Task description. Count the lines in the data below holding the string "time" and write the total by itself.

--------------------------------

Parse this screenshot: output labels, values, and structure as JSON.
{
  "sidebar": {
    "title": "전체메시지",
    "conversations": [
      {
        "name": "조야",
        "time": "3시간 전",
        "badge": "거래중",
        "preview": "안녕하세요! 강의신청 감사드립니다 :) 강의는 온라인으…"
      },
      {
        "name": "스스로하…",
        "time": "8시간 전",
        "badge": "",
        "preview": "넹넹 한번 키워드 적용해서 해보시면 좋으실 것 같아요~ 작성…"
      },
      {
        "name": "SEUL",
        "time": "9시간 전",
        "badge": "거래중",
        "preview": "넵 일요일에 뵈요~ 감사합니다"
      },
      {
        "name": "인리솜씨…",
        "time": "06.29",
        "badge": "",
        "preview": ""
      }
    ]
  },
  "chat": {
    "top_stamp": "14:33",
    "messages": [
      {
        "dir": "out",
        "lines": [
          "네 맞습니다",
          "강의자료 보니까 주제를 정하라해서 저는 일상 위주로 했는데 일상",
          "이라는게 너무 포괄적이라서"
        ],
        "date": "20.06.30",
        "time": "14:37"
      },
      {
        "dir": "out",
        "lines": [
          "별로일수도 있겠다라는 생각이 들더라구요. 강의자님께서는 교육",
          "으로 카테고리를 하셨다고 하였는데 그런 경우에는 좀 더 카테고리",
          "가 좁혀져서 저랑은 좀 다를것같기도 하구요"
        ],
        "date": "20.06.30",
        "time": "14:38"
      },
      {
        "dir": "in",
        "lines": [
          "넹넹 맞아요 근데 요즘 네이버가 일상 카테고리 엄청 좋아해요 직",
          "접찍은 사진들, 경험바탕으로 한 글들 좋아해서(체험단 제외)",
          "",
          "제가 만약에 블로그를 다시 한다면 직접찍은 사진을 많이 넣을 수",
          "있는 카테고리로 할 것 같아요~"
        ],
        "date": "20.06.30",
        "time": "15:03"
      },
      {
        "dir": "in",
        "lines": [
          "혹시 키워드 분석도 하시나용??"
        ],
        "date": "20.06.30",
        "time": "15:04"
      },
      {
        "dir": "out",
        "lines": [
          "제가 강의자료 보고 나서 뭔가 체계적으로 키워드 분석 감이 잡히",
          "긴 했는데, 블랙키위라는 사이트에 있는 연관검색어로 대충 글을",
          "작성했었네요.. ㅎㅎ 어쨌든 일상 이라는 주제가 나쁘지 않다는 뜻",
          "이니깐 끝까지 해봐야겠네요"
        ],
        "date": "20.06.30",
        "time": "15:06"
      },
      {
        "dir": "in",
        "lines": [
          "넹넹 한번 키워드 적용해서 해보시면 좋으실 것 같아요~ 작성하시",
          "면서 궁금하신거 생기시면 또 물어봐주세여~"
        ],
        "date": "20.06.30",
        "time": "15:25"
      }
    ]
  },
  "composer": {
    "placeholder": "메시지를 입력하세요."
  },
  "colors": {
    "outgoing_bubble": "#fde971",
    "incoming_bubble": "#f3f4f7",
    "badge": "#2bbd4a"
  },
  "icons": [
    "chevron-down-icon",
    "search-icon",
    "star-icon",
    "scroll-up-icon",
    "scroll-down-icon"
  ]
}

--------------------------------

Answer to the problem. 10